» What is being asked
Search the data for the string "Modelo" and gather each line it is in.

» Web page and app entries
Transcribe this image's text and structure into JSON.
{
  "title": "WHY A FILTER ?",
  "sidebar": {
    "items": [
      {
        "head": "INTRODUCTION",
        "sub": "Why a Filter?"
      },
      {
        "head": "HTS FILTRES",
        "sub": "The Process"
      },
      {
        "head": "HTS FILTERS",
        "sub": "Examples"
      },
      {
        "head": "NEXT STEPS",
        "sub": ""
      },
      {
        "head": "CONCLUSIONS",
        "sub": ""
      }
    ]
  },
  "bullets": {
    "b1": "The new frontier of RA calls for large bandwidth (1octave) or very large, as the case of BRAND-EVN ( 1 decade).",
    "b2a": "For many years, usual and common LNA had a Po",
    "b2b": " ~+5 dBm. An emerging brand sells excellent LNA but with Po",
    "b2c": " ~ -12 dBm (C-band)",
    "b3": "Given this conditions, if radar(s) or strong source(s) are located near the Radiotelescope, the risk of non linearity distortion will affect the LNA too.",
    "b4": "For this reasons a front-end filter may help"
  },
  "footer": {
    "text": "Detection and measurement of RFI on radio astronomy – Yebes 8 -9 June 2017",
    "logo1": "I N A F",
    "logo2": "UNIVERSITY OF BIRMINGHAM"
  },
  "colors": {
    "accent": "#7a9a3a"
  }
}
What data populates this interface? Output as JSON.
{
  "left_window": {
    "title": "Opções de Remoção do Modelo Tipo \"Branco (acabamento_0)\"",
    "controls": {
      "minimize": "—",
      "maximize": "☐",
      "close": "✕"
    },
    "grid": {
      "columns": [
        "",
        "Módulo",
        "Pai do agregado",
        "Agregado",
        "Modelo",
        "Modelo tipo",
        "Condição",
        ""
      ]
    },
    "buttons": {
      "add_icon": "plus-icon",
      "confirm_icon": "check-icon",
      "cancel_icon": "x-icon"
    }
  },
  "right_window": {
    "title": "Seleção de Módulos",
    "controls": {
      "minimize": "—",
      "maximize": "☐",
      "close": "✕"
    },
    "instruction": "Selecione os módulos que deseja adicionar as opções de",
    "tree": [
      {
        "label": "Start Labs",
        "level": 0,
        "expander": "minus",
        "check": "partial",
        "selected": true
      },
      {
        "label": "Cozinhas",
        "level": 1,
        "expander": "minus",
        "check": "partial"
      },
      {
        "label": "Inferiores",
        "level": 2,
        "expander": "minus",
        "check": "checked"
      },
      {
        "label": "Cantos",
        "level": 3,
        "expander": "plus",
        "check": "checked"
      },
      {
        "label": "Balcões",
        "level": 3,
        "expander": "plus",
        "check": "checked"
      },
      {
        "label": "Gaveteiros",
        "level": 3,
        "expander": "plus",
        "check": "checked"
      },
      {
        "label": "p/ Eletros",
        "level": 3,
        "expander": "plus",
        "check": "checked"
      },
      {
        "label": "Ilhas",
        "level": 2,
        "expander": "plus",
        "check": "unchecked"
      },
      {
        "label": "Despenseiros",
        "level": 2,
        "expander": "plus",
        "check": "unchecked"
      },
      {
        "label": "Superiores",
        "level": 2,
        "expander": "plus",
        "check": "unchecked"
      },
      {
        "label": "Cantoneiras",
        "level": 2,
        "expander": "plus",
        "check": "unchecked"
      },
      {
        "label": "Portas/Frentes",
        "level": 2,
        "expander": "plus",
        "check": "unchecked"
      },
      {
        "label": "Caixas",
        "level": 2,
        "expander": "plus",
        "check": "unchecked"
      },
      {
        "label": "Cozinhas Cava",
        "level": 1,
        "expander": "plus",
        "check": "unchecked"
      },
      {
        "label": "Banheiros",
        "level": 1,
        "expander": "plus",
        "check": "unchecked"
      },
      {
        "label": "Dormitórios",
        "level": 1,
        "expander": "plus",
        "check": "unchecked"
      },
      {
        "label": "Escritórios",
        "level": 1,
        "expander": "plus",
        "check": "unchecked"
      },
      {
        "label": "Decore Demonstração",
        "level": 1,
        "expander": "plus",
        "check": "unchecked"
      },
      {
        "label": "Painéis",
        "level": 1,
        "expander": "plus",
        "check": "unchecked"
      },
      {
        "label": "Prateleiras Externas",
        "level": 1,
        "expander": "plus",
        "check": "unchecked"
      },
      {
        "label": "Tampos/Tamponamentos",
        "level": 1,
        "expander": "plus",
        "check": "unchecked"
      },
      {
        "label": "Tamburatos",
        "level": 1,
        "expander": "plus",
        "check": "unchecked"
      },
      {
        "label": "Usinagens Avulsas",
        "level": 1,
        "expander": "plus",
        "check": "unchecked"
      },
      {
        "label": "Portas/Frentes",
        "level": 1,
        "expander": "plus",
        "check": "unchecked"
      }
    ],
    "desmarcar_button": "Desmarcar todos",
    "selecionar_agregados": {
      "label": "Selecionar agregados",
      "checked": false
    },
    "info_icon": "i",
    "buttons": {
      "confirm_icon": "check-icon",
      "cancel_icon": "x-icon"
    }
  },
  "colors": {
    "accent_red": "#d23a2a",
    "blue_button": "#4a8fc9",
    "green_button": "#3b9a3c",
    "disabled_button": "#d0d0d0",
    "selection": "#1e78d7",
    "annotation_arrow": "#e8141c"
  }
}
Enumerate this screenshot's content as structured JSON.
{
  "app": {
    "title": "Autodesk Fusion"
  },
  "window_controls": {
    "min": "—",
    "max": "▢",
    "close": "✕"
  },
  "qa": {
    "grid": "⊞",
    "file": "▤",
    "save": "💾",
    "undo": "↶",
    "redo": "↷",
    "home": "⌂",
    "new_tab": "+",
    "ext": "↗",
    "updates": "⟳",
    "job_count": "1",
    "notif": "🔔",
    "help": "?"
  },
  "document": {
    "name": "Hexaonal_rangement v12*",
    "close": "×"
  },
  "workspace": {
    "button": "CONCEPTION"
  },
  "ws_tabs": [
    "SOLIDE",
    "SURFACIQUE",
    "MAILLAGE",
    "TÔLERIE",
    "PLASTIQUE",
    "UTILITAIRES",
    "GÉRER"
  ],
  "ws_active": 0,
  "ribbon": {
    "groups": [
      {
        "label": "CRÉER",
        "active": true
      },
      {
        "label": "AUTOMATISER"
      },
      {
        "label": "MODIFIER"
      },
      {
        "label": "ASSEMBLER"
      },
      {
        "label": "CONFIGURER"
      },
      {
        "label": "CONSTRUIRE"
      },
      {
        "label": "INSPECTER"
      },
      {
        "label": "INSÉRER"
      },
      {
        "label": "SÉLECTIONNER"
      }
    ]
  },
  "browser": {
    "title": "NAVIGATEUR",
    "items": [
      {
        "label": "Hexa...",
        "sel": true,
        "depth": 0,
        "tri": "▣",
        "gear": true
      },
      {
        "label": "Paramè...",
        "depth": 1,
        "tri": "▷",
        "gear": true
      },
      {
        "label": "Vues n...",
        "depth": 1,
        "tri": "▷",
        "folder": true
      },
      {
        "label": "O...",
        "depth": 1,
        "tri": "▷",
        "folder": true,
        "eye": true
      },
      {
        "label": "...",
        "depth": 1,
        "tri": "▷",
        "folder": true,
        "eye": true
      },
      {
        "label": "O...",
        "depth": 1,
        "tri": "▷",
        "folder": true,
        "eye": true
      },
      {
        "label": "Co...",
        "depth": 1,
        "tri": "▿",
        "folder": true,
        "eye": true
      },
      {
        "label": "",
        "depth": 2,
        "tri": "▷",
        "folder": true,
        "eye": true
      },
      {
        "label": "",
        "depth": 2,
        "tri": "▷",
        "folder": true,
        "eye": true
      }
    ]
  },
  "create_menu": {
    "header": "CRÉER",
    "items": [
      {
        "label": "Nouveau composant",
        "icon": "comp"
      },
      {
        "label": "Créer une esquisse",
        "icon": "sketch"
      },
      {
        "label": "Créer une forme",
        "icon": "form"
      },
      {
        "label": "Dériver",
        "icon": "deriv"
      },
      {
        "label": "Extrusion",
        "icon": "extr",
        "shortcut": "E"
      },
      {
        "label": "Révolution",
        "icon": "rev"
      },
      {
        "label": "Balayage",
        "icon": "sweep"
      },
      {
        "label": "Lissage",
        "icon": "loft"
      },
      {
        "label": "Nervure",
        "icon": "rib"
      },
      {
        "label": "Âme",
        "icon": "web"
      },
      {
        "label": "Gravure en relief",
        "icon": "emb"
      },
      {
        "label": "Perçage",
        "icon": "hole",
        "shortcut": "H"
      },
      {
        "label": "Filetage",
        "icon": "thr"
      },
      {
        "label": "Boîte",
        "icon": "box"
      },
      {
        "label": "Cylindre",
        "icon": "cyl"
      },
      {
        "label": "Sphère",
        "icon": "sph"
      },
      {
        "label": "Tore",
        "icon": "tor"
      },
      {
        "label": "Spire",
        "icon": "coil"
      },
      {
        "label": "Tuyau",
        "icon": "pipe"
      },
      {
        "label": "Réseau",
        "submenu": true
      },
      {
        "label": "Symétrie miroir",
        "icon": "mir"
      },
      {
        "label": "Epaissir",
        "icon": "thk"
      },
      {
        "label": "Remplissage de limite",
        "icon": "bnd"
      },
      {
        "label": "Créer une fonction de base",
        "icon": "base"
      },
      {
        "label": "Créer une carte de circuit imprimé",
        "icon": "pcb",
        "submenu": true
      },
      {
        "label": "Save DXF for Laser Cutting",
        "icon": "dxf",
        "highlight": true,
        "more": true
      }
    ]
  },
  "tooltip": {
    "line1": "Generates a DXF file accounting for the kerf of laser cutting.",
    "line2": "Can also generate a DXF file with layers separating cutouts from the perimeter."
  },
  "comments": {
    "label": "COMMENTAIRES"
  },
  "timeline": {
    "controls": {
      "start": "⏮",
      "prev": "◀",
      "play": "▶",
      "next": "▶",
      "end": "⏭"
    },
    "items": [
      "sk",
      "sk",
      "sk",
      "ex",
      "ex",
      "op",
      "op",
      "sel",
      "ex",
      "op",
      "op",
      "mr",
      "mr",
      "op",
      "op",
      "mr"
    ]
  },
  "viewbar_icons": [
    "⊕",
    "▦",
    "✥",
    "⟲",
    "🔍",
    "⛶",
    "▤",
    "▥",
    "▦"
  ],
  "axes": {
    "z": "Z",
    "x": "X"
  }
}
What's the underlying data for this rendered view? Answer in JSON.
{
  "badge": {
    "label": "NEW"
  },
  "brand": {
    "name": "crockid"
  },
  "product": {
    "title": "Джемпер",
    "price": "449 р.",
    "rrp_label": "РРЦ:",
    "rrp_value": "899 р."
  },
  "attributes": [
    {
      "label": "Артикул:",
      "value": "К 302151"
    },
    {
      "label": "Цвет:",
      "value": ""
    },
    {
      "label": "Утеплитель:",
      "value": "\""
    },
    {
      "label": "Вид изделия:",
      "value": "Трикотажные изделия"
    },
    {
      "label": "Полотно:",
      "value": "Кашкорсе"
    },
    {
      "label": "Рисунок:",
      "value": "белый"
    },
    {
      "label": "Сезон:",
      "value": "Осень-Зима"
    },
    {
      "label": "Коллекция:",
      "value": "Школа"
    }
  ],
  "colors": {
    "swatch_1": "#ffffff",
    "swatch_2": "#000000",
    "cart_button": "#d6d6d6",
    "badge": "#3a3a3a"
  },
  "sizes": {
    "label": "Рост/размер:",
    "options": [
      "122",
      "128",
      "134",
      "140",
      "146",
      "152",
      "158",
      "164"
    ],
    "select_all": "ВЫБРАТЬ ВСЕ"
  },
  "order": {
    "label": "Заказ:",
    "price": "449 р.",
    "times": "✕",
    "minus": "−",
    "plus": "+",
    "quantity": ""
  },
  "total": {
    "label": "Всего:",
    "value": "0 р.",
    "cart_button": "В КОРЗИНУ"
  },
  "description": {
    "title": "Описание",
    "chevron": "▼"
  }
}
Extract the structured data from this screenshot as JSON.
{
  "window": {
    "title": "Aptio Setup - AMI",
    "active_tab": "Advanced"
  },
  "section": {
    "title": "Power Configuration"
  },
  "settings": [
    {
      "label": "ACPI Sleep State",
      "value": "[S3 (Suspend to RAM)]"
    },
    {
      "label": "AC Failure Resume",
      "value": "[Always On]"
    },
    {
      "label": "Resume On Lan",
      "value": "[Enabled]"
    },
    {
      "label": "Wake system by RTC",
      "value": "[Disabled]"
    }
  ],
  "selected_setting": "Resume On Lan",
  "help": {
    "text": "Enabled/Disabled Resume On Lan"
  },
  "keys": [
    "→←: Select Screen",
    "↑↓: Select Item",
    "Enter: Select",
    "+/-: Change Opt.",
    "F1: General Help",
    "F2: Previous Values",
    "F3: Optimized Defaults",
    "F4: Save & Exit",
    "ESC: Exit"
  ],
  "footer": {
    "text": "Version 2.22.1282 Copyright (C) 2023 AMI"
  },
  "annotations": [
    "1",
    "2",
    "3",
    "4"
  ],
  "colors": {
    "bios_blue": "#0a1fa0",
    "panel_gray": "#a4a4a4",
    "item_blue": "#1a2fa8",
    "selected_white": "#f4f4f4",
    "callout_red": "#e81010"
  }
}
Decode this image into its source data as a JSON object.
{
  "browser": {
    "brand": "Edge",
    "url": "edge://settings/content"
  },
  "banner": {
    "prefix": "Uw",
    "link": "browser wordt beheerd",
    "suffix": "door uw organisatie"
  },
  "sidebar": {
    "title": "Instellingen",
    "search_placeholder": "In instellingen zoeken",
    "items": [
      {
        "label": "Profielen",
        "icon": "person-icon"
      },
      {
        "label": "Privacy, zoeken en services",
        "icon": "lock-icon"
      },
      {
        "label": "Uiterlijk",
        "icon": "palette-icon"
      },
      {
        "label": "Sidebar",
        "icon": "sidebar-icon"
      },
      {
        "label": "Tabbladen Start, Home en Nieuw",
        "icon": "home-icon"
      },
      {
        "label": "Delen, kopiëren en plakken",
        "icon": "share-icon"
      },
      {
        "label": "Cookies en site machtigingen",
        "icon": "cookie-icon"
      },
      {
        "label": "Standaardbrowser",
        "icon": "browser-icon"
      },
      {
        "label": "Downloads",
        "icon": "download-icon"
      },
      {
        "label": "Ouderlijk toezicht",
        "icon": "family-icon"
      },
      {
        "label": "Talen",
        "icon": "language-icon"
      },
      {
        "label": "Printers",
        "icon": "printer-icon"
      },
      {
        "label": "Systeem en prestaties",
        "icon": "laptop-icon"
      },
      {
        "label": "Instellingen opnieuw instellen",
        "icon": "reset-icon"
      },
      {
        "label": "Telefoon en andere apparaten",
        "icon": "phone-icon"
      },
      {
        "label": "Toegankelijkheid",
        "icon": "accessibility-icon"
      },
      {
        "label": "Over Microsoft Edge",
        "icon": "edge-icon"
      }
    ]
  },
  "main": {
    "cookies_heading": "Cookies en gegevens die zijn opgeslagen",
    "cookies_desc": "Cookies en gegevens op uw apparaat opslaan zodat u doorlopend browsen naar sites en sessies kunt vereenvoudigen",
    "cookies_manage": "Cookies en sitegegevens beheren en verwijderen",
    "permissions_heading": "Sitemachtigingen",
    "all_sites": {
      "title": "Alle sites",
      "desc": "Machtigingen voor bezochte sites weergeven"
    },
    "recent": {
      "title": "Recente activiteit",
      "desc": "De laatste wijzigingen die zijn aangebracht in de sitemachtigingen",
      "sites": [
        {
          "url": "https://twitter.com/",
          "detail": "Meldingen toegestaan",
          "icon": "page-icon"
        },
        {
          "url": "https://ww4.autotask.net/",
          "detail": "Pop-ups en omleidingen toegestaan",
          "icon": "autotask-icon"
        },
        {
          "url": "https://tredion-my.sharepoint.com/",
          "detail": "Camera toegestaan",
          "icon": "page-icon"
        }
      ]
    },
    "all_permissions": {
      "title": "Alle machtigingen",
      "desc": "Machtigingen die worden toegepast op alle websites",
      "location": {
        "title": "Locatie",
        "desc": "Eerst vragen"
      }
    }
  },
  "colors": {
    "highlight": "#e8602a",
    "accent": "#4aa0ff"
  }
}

» The completed task
    "title": "Opções de Remoção do Modelo Tipo \"Branco (acabamento_0)\"",
        "Modelo",
        "Modelo tipo",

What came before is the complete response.